> [EXERCISE]: Every line below is to be copied exactly, with the pictures left out.

◆ ◆ ◆

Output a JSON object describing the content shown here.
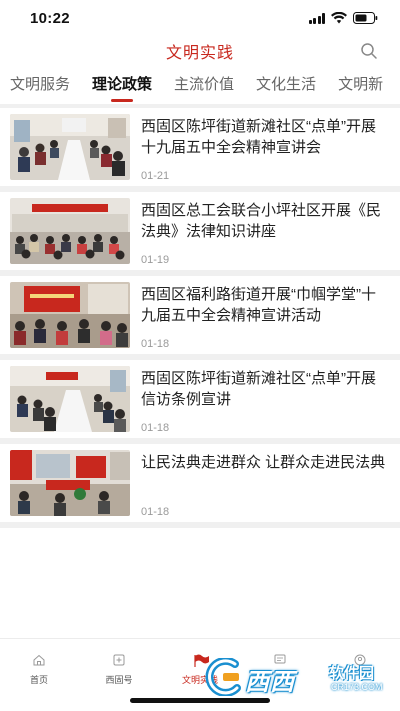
{
  "status_bar": {
    "time": "10:22"
  },
  "header": {
    "title": "文明实践",
    "search_icon": "search-icon"
  },
  "tabs": [
    {
      "label": "文明服务",
      "active": false
    },
    {
      "label": "理论政策",
      "active": true
    },
    {
      "label": "主流价值",
      "active": false
    },
    {
      "label": "文化生活",
      "active": false
    },
    {
      "label": "文明新",
      "active": false
    }
  ],
  "news": [
    {
      "title": "西固区陈坪街道新滩社区“点单”开展十九届五中全会精神宣讲会",
      "date": "01-21"
    },
    {
      "title": "西固区总工会联合小坪社区开展《民法典》法律知识讲座",
      "date": "01-19"
    },
    {
      "title": "西固区福利路街道开展“巾帼学堂”十九届五中全会精神宣讲活动",
      "date": "01-18"
    },
    {
      "title": "西固区陈坪街道新滩社区“点单”开展信访条例宣讲",
      "date": "01-18"
    },
    {
      "title": "让民法典走进群众 让群众走进民法典",
      "date": "01-18"
    }
  ],
  "tabbar": [
    {
      "label": "首页",
      "icon": "home-icon"
    },
    {
      "label": "西固号",
      "icon": "plus-square-icon"
    },
    {
      "label": "文明实践",
      "icon": "flag-icon"
    },
    {
      "label": "",
      "icon": "message-icon"
    },
    {
      "label": "",
      "icon": "user-icon"
    }
  ],
  "watermark": {
    "brand": "西西",
    "name": "软件园",
    "url": "CR173.COM"
  },
  "colors": {
    "accent": "#c8281e",
    "watermark_blue": "#1a8fd0"
  }
}
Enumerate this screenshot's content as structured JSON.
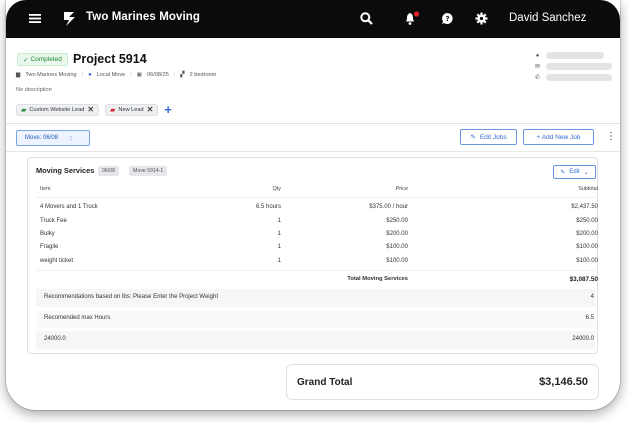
{
  "app": {
    "name": "Two Marines Moving",
    "user": "David Sanchez"
  },
  "icons": [
    "menu-icon",
    "logo-icon",
    "search-icon",
    "bell-icon",
    "help-icon",
    "gear-icon",
    "user-icon",
    "mail-icon",
    "phone-icon",
    "building-icon",
    "calendar-icon",
    "home-icon",
    "pencil-icon",
    "chevron-down-icon"
  ],
  "colors": {
    "accent": "#2f6bd8",
    "status_green": "#1e8a37",
    "notification": "#e0242a"
  },
  "project": {
    "status": "Completed",
    "title": "Project 5914",
    "company": "Two Marines Moving",
    "move_type": "Local Move",
    "date": "06/08/25",
    "rooms": "2 bedroom",
    "description": "No description",
    "tags": [
      {
        "label": "Custom Website Lead"
      },
      {
        "label": "New Lead"
      }
    ]
  },
  "toolbar": {
    "move_tab": "Move: 06/08",
    "edit_jobs": "Edit Jobs",
    "add_new_job": "+ Add New Job"
  },
  "services": {
    "title": "Moving Services",
    "date_chip": "06/08",
    "move_chip": "Move 5914-1",
    "edit_label": "Edit",
    "columns": {
      "item": "Item",
      "qty": "Qty",
      "price": "Price",
      "subtotal": "Subtotal"
    },
    "rows": [
      {
        "item": "4 Movers and 1 Truck",
        "qty": "6.5 hours",
        "price": "$375.00 / hour",
        "subtotal": "$2,437.50"
      },
      {
        "item": "Truck Fee",
        "qty": "1",
        "price": "$250.00",
        "subtotal": "$250.00"
      },
      {
        "item": "Bulky",
        "qty": "1",
        "price": "$200.00",
        "subtotal": "$200.00"
      },
      {
        "item": "Fragile",
        "qty": "1",
        "price": "$100.00",
        "subtotal": "$100.00"
      },
      {
        "item": "weight ticket",
        "qty": "1",
        "price": "$100.00",
        "subtotal": "$100.00"
      }
    ],
    "total_label": "Total Moving Services",
    "total_value": "$3,087.50",
    "recommendations": [
      {
        "label": "Recommendations based on lbs: Please Enter the Project Weight",
        "value": "4"
      },
      {
        "label": "Recomended max Hours",
        "value": "6.5"
      },
      {
        "label": "24000.0",
        "value": "24000.0"
      }
    ]
  },
  "grand_total": {
    "label": "Grand Total",
    "value": "$3,146.50"
  }
}
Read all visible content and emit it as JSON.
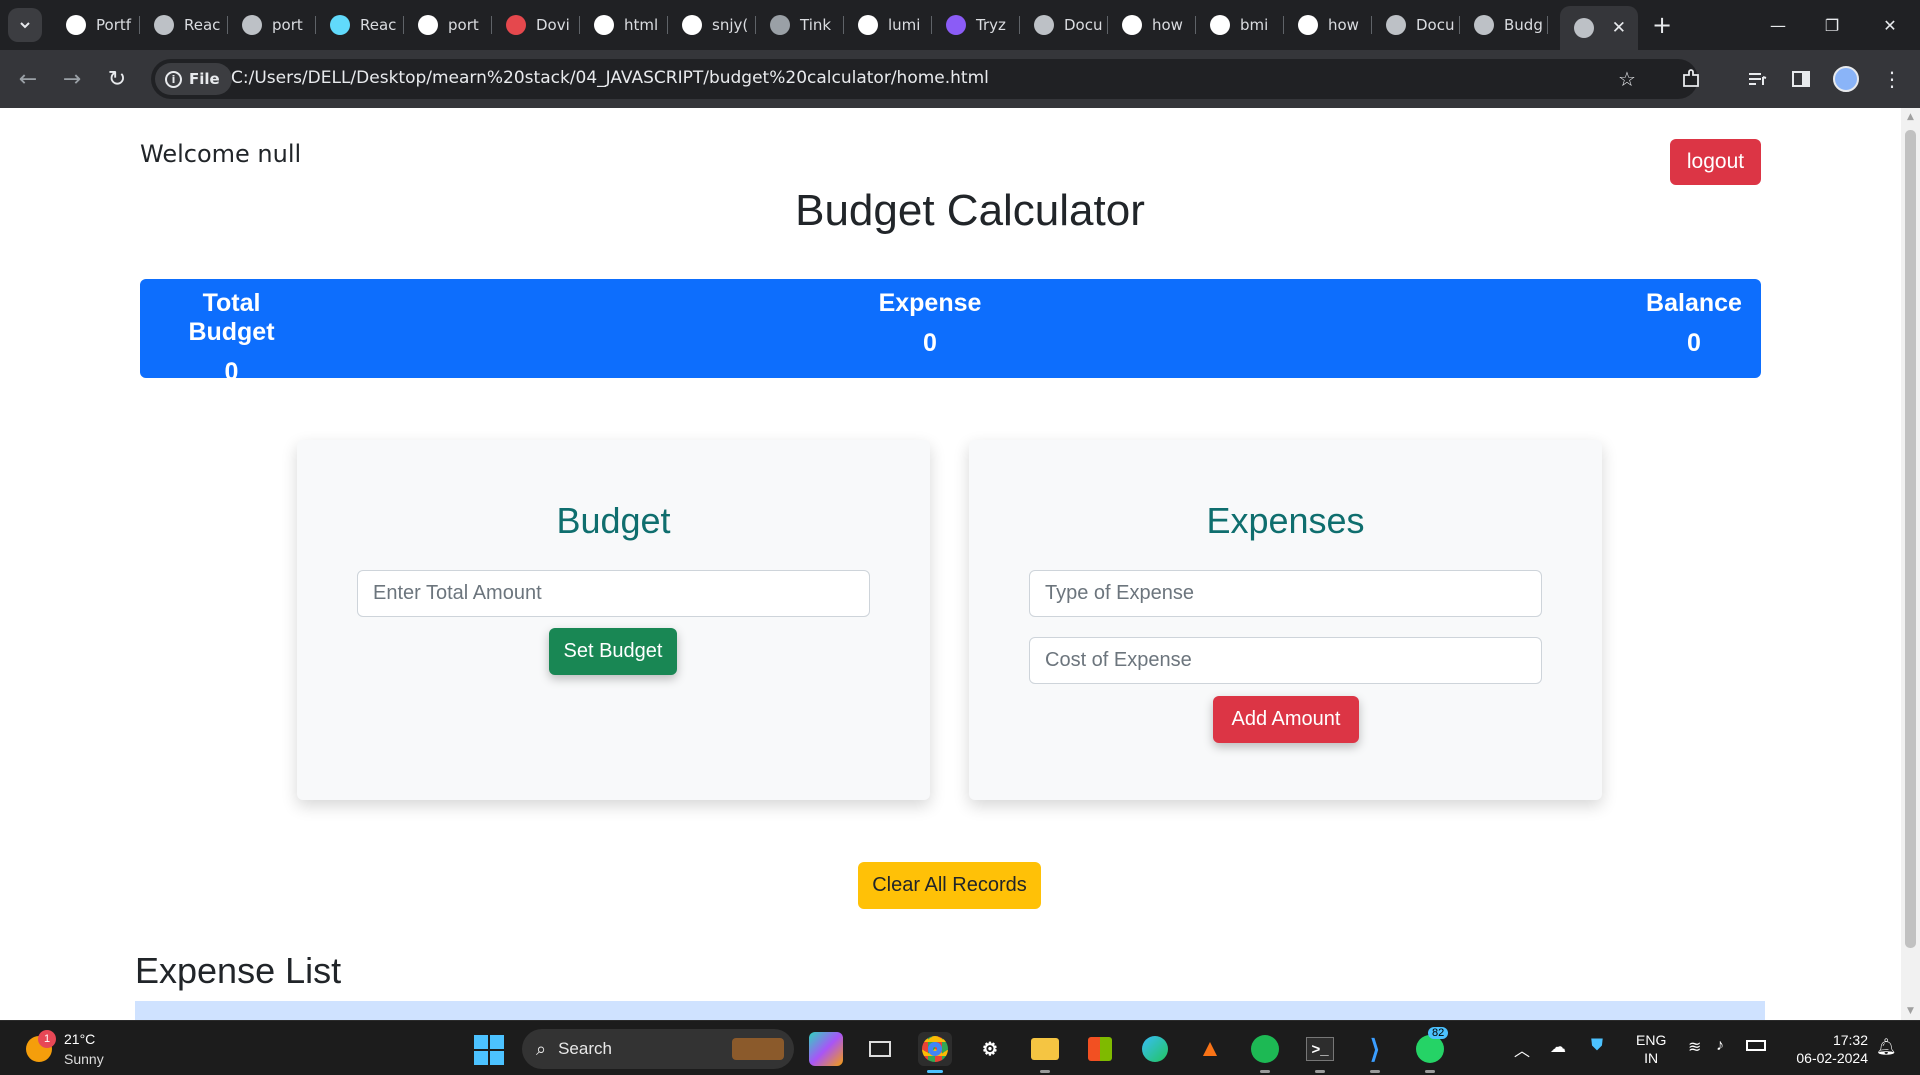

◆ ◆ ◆

> [ANSWER BOX]:
Output a JSON object describing the content shown here.
{
  "status_bar": {
    "time": "10:22"
  },
  "header": {
    "title": "文明实践",
    "search_icon": "search-icon"
  },
  "tabs": [
    {
      "label": "文明服务",
      "active": false
    },
    {
      "label": "理论政策",
      "active": true
    },
    {
      "label": "主流价值",
      "active": false
    },
    {
      "label": "文化生活",
      "active": false
    },
    {
      "label": "文明新",
      "active": false
    }
  ],
  "news": [
    {
      "title": "西固区陈坪街道新滩社区“点单”开展十九届五中全会精神宣讲会",
      "date": "01-21"
    },
    {
      "title": "西固区总工会联合小坪社区开展《民法典》法律知识讲座",
      "date": "01-19"
    },
    {
      "title": "西固区福利路街道开展“巾帼学堂”十九届五中全会精神宣讲活动",
      "date": "01-18"
    },
    {
      "title": "西固区陈坪街道新滩社区“点单”开展信访条例宣讲",
      "date": "01-18"
    },
    {
      "title": "让民法典走进群众 让群众走进民法典",
      "date": "01-18"
    }
  ],
  "tabbar": [
    {
      "label": "首页",
      "icon": "home-icon"
    },
    {
      "label": "西固号",
      "icon": "plus-square-icon"
    },
    {
      "label": "文明实践",
      "icon": "flag-icon"
    },
    {
      "label": "",
      "icon": "message-icon"
    },
    {
      "label": "",
      "icon": "user-icon"
    }
  ],
  "watermark": {
    "brand": "西西",
    "name": "软件园",
    "url": "CR173.COM"
  },
  "colors": {
    "accent": "#c8281e",
    "watermark_blue": "#1a8fd0"
  }
}
Enumerate this screenshot's content as structured JSON.
{
  "app": {
    "name": "Two Marines Moving",
    "user": "David Sanchez"
  },
  "icons": [
    "menu-icon",
    "logo-icon",
    "search-icon",
    "bell-icon",
    "help-icon",
    "gear-icon",
    "user-icon",
    "mail-icon",
    "phone-icon",
    "building-icon",
    "calendar-icon",
    "home-icon",
    "pencil-icon",
    "chevron-down-icon"
  ],
  "colors": {
    "accent": "#2f6bd8",
    "status_green": "#1e8a37",
    "notification": "#e0242a"
  },
  "project": {
    "status": "Completed",
    "title": "Project 5914",
    "company": "Two Marines Moving",
    "move_type": "Local Move",
    "date": "06/08/25",
    "rooms": "2 bedroom",
    "description": "No description",
    "tags": [
      {
        "label": "Custom Website Lead"
      },
      {
        "label": "New Lead"
      }
    ]
  },
  "toolbar": {
    "move_tab": "Move: 06/08",
    "edit_jobs": "Edit Jobs",
    "add_new_job": "+ Add New Job"
  },
  "services": {
    "title": "Moving Services",
    "date_chip": "06/08",
    "move_chip": "Move 5914-1",
    "edit_label": "Edit",
    "columns": {
      "item": "Item",
      "qty": "Qty",
      "price": "Price",
      "subtotal": "Subtotal"
    },
    "rows": [
      {
        "item": "4 Movers and 1 Truck",
        "qty": "6.5 hours",
        "price": "$375.00 / hour",
        "subtotal": "$2,437.50"
      },
      {
        "item": "Truck Fee",
        "qty": "1",
        "price": "$250.00",
        "subtotal": "$250.00"
      },
      {
        "item": "Bulky",
        "qty": "1",
        "price": "$200.00",
        "subtotal": "$200.00"
      },
      {
        "item": "Fragile",
        "qty": "1",
        "price": "$100.00",
        "subtotal": "$100.00"
      },
      {
        "item": "weight ticket",
        "qty": "1",
        "price": "$100.00",
        "subtotal": "$100.00"
      }
    ],
    "total_label": "Total Moving Services",
    "total_value": "$3,087.50",
    "recommendations": [
      {
        "label": "Recommendations based on lbs: Please Enter the Project Weight",
        "value": "4"
      },
      {
        "label": "Recomended max Hours",
        "value": "6.5"
      },
      {
        "label": "24000.0",
        "value": "24000.0"
      }
    ]
  },
  "grand_total": {
    "label": "Grand Total",
    "value": "$3,146.50"
  }
}
Read all visible content and emit it as JSON.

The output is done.